But life is also pretty damn great, too.
You can learn something from everyone you meet and sometimes those things will change your whole life. The world is at our fingertips more than it ever was and if you want it enough you can wade into all the oceans of the world, breathe in the air from the tallest mountain tops, eat foods you can’t even pronounce and witness how different humans can live their lives and yet, at the same time, how we are all just the same.
You can love and be loved. Every inch of you, every little part both inside and out.
The best thing about it? You can love in so many ways and no matter what kind of love, you will never love two people the same either. Because that’s the magic of it, its the way two individual souls entwine that creates a love made just for you.
With the sun hot on your skin, or the crisp cool wind biting at your nose, you can feel connected to the earth, not separate from it, but as a living breathing part of it. And if you listen closely, no matter how chaotic the outside world might be, no matter how many things are smashing around inside of your head, you will always be able to hear the silent whisper of your true north pointing you in the direction your soul needs you to go. We have it all within us, the ability to be happy, fulfilled, rich beyond measure and loved. But the world will bring you down. Loss will destroy you (believe me, I know). But then one day, you’ll open your eyes and see a little different. You’ll silence the things that make you feel like you are always searching and you’ll realize that what ever it is you’ve been searching for, you’ve had all along.

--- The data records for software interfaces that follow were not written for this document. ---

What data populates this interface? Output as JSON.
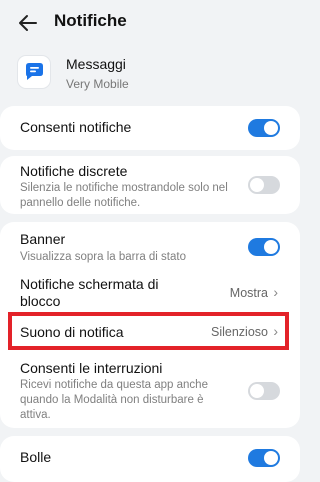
{
  "header": {
    "title": "Notifiche",
    "back_icon": "arrow-left-icon"
  },
  "app": {
    "name": "Messaggi",
    "carrier": "Very Mobile",
    "icon": "messages-app-icon"
  },
  "settings": {
    "allow_notifications": {
      "label": "Consenti notifiche",
      "enabled": true
    },
    "discreet": {
      "label": "Notifiche discrete",
      "description": "Silenzia le notifiche mostrandole solo nel pannello delle notifiche.",
      "enabled": false
    },
    "banner": {
      "label": "Banner",
      "description": "Visualizza sopra la barra di stato",
      "enabled": true
    },
    "lockscreen": {
      "label_line1": "Notifiche schermata di",
      "label_line2": "blocco",
      "value": "Mostra"
    },
    "sound": {
      "label": "Suono di notifica",
      "value": "Silenzioso"
    },
    "interruptions": {
      "label": "Consenti le interruzioni",
      "description_line1": "Ricevi notifiche da questa app anche",
      "description_line2": "quando la Modalità non disturbare è",
      "description_line3": "attiva.",
      "enabled": false
    },
    "bubbles": {
      "label": "Bolle",
      "enabled": true
    }
  },
  "colors": {
    "accent": "#1f7ae0",
    "highlight": "#e32229",
    "background": "#f1f3f5"
  }
}
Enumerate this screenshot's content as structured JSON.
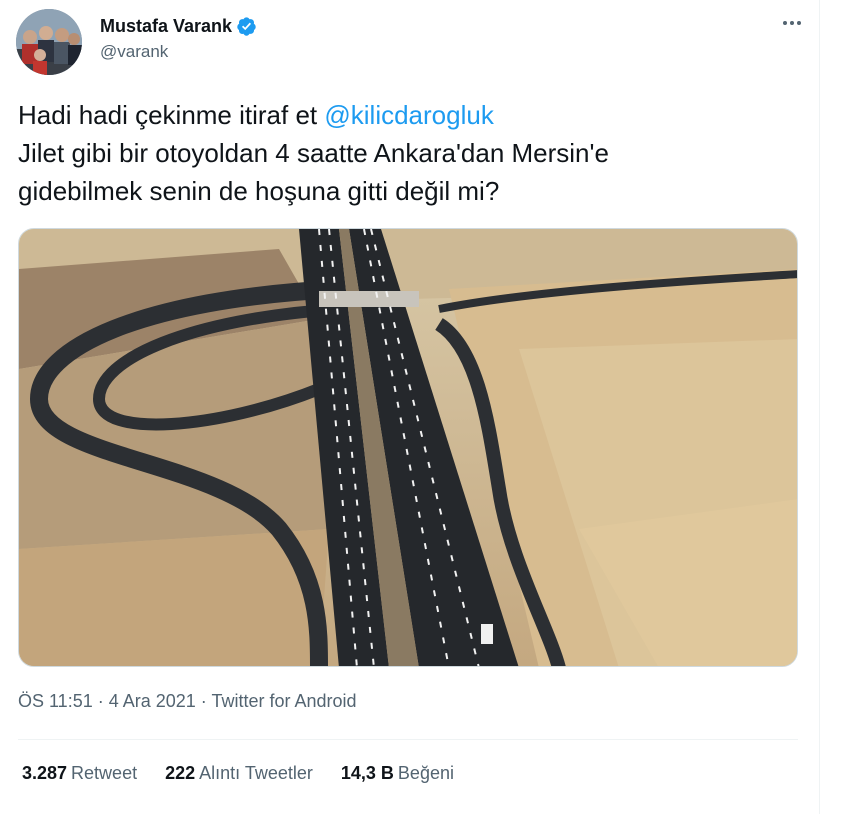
{
  "author": {
    "display_name": "Mustafa Varank",
    "handle": "@varank"
  },
  "tweet": {
    "text_line1_prefix": "Hadi hadi çekinme itiraf et ",
    "mention": "@kilicdarogluk",
    "text_line2": "Jilet gibi bir otoyoldan 4 saatte Ankara'dan Mersin'e",
    "text_line3": "gidebilmek senin de hoşuna gitti değil mi?"
  },
  "meta": {
    "time": "ÖS 11:51",
    "sep1": " · ",
    "date": "4 Ara 2021",
    "sep2": " · ",
    "source": "Twitter for Android"
  },
  "stats": {
    "retweets_count": "3.287",
    "retweets_label": "Retweet",
    "quotes_count": "222",
    "quotes_label": "Alıntı Tweetler",
    "likes_count": "14,3 B",
    "likes_label": "Beğeni"
  },
  "colors": {
    "accent": "#1d9bf0",
    "text": "#0f1419",
    "secondary": "#536471"
  },
  "icons": {
    "verified": "verified-badge-icon",
    "more": "more-options-icon"
  }
}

As I re-read what I wrote, and finished my second (okay, third) glass of wine, I knew that the most important thing we can do, the most important thing we can know as we make our way through this life is that there is only way to fully live it; completely and recklessly on fire.
That’s what I would have taught her.
If nothing else, that’s what I would want her to know.
If I could be her mom again, I would gladly sign back up, but the time has come for me to blow a kiss, take a bow and watch from backstage as the incredible mothers and mothers-to-be around me, rise up.
here’s lookin’ at you, kid.